2. What is movable type? Post an photo of movable type within a type case.

Movable type is the system of printing using movable components to reproduce the elements of a document.



3. Briefly describe the process of porous printing.

Porous printing is the style of stencil and screen printing. Using a stencil image, ink is poured or squeezed on a nice, fine screen onto the object used for printing (i.e. paper, glass, textiles, or metals). The screen holds the pictograph or typographic material. This process uses such a heavy load of ink, bright and neon colours can be used. This can be used for making posters, detailed-fine art, and signs.

4. Briefly describe the process of intaglio printing.

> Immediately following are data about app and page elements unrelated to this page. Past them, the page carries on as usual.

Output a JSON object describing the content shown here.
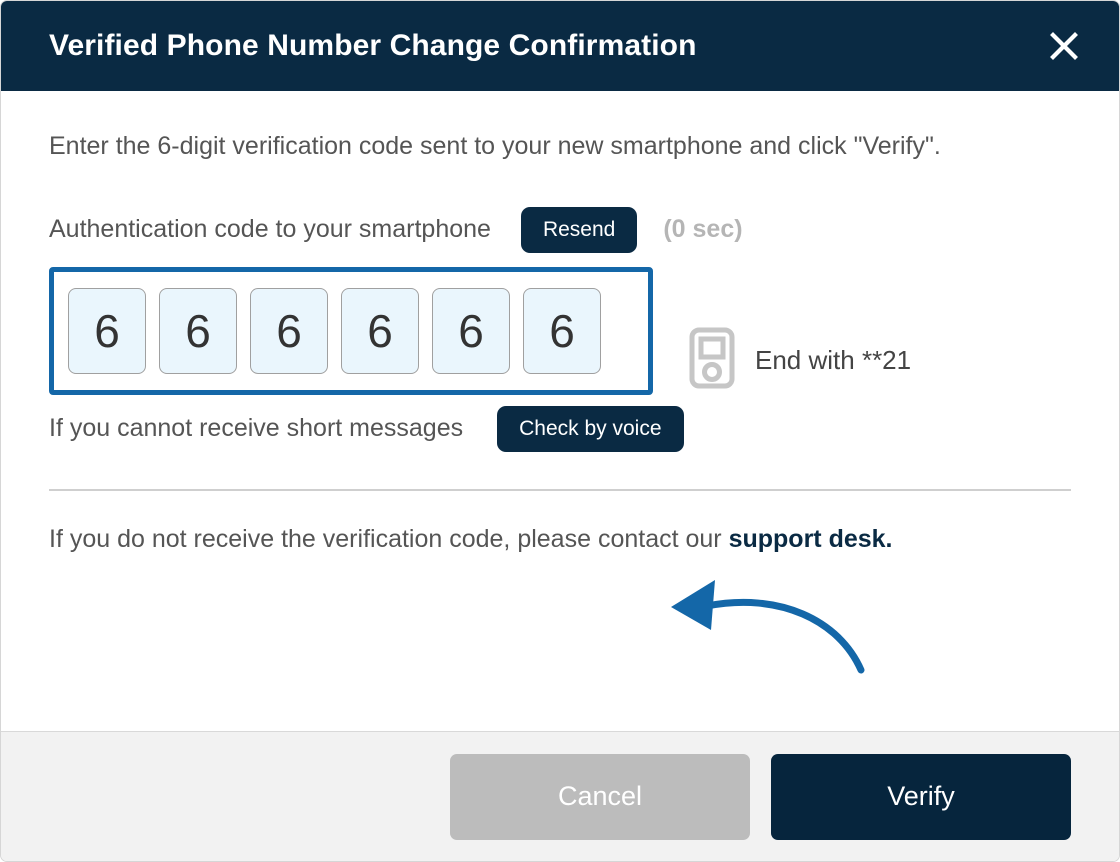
{
  "dialog": {
    "title": "Verified Phone Number Change Confirmation",
    "close_icon": "close-icon",
    "intro": "Enter the 6-digit verification code sent to your new smartphone and click \"Verify\".",
    "accent_header_color": "#0a2a43",
    "focus_ring_color": "#1467a8",
    "annotation_arrow_color": "#1467a8"
  },
  "auth": {
    "label": "Authentication code to your smartphone",
    "resend_label": "Resend",
    "timer": "(0 sec)",
    "code_digits": [
      "6",
      "6",
      "6",
      "6",
      "6",
      "6"
    ],
    "code_placeholder": "",
    "device_icon": "mobile-device-icon",
    "device_text": "End with **21"
  },
  "voice": {
    "label": "If you cannot receive short messages",
    "button_label": "Check by voice"
  },
  "support": {
    "text_prefix": "If you do not receive the verification code, please contact our ",
    "link_label": "support desk."
  },
  "footer": {
    "cancel_label": "Cancel",
    "verify_label": "Verify",
    "cancel_color": "#bcbcbc",
    "verify_color": "#06253d"
  }
}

An images is incised on a matrix or plate. The incisions are made by etching, dry-point, engraving, mezzotint, or aqua tint. On the surface, ink is added and then rubbed with a tarlatan cloth to remove any excess ink. A final rubdown is done with old newspaper, only leaving ink in the incisions. Damp paper is placed on top which runs together with the plate through the printing press. They are pressed together tightly to ensure the plate’s ink rubs off and imprints onto the paper.

5. Briefly describe the process of lithography.

Printing on stone or metal plates. Low-cost printing, not as expensive as other forms of printing. Created circa 1796. During the printing process, the stones or metal plates are kept wet with water. Solution and gum arabic are applied beforehand. The printing inks are based on drying oils and varnishes coated with pigments which is then rolled or flipped over so that the surface is facing upward. Special paper is put atop the stone/metal plate which is then run through the press. The paper is ripped or slipped off and the stone is left with engravings.

6. What is offset lithography?

Most commonly used printing technique. The ink is moved to a rubber blanket and then to a printing surface. There are two versions of this process: The first, formed in England ~1875 on tin, and then again in the United States ~1903 on paper.

7. How do printing presses that are utilized today compare to the Gutenberg Press? Post a photo example of an offset lithography press.

The modern press still utilizes relief printing, intaglio, porous and lithography printing. The Gutenberg  press used most of those effects, but was also made of wood, and then later on, cast iron.



8. What is CYMK? Describe four-color process printing.

CMYK stands for the colours cyan, yellow, magenta, and black (because ‘B’ is used for ‘blue’). Four-colour process is an essential printing process where you take the final artwork and break it down into CMYK format. Working with high-resolution images when printing, looks better in CMYK than RGB (red, blue, green) because the image quality is more profound and the colours are more closely matched. CMYK is used when printing because RGB does not looks as great on paper, because of it’s ever-lacking presence of the colour white. The process is more detailed, effective and precise. Instead of re-shooting an image that was printed in RGB, the user can edit with CMYK to the colours of choice because there is a presence of the colour black.